WHAT MAKES IT WEIRD: Performed with art house restraint in an impishly surreal spirit, this labyrinthine, postmodern meditation on art criticism plays like a movie done in the style of Last Year at Marienbad, adapted from a lost Jorge Luis Borges story.


Opening of The Hypothesis of the Stolen Painting

COMMENTS: The ultimate question Hypothesis of the Stolen Painting Continue reading 325. THE HYPOTHESIS OF THE STOLEN PAINTING (1978)

306. THE LOVE WITCH (2016)

“Casual viewers are going to find it weird, poorly acted, nonsensical, sexist, weird, not scary, confusing and did I mention weird?”–Amazon review of The Love Witch

Must See

DIRECTED BY:

FEATURING: Samantha Robinson, Gian Keys, Laura Waddel, Jared Sanford

PLOT: Elaine, a mysterious young woman who, we later learn, is a practicing witch, motors into a northern California town and sets up residence in a Victorian house. She casts spells which cause a succession of men to fall in love with her, but her beaus always fail to meet her fairytale romantic expectations and come to bad ends. As her old Satanist cronies attempt to draw her back into their circle, she finally finds a man she believes will be “the one”—the detective investigating the very disappearances she’s linked to.

Still from The Love Witch (2016)

BACKGROUND:

  • After her debut feature, the 1960s/70s softcore sexploitation parody Viva (2007), Anna Biller worked on The Love Witch for years, not only writing the script and directing and editing but also designing all the costumes and composing the medieval music score.
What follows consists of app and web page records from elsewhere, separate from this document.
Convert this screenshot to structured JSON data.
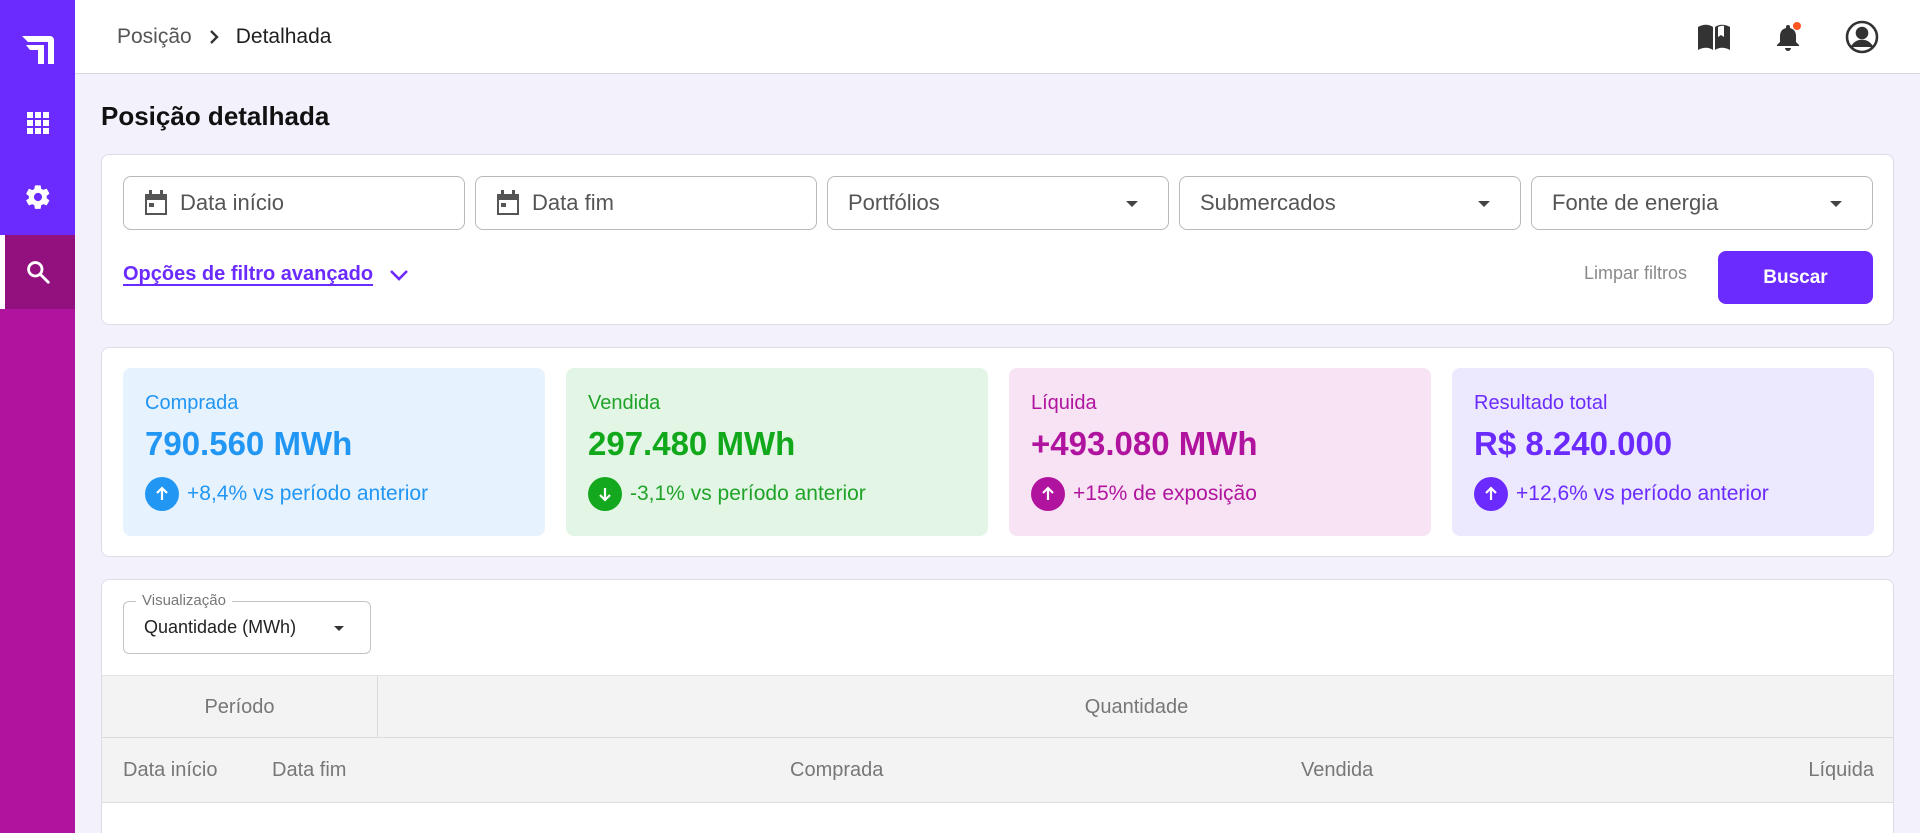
{
  "breadcrumb": {
    "parent": "Posição",
    "current": "Detalhada"
  },
  "page": {
    "title": "Posição detalhada"
  },
  "filters": {
    "date_start_placeholder": "Data início",
    "date_end_placeholder": "Data fim",
    "portfolios": "Portfólios",
    "submarkets": "Submercados",
    "energy_source": "Fonte de energia",
    "advanced_label": "Opções de filtro avançado",
    "clear_label": "Limpar filtros",
    "search_label": "Buscar"
  },
  "kpis": [
    {
      "label": "Comprada",
      "value": "790.560 MWh",
      "delta": "+8,4% vs período anterior",
      "direction": "up",
      "color": "#2196f3"
    },
    {
      "label": "Vendida",
      "value": "297.480 MWh",
      "delta": "-3,1% vs período anterior",
      "direction": "down",
      "color": "#12a81c"
    },
    {
      "label": "Líquida",
      "value": "+493.080 MWh",
      "delta": "+15% de exposição",
      "direction": "up",
      "color": "#b0149f"
    },
    {
      "label": "Resultado total",
      "value": "R$ 8.240.000",
      "delta": "+12,6% vs período anterior",
      "direction": "up",
      "color": "#6b2bff"
    }
  ],
  "table": {
    "visualization_label": "Visualização",
    "visualization_value": "Quantidade (MWh)",
    "group_headers": [
      "Período",
      "Quantidade"
    ],
    "columns": [
      "Data início",
      "Data fim",
      "Comprada",
      "Vendida",
      "Líquida"
    ]
  },
  "icons": {
    "sidebar": [
      "logo-icon",
      "apps-grid-icon",
      "gear-icon",
      "search-icon"
    ],
    "topbar": [
      "book-icon",
      "bell-icon",
      "user-circle-icon"
    ]
  },
  "colors": {
    "primary": "#6b2bff",
    "magenta": "#b0149f"
  }
}
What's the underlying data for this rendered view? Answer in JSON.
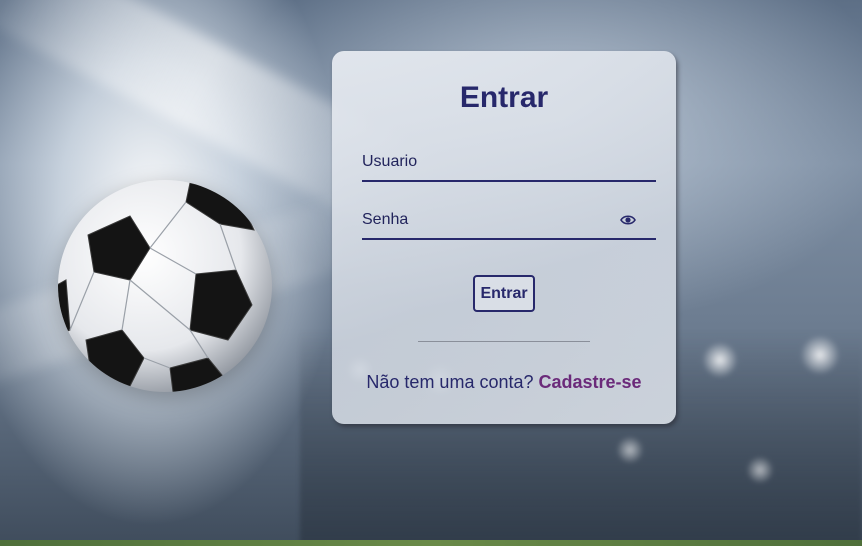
{
  "login": {
    "title": "Entrar",
    "username_placeholder": "Usuario",
    "password_placeholder": "Senha",
    "toggle_password_icon": "eye-icon",
    "submit_label": "Entrar",
    "signup_prompt": "Não tem uma conta?",
    "signup_link": "Cadastre-se"
  },
  "colors": {
    "primary": "#27286b",
    "link": "#6b2a7a"
  }
}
She even spent months weaving the pentagram rug and creating Elaine’s spell book with hand-drawn calligraphy.
  • For authenticity, The Love Witch was shot in the soon-to-be-extinct 35 mm film format.

INDELIBLE IMAGE: A Samantha Robinson closeup (pick one). She doesn’t need a spell beyond those eyes, outlined in wicked mascara and smoldering electric blue eye shadow, to get a man in bed—but she’ll cast one anyway, just to make sure.

THREE WEIRD THINGS: Pink tea room; jimsonweed rainbow sex; tampon/urine brew

WHAT MAKES IT WEIRD: The familiar but unreal world created in The Love Witch is so obsessively singular—brewed from pulpy romance novels, perverse witchcraft fantasies, feminist dialectics, and glitzy Technicolor melodramas—that it can only rightfully described as “weird.”


Brief scene from The Love Witch

COMMENTS: The Love Witch is thematically dense and symbolically Continue reading 306. THE LOVE WITCH (2016)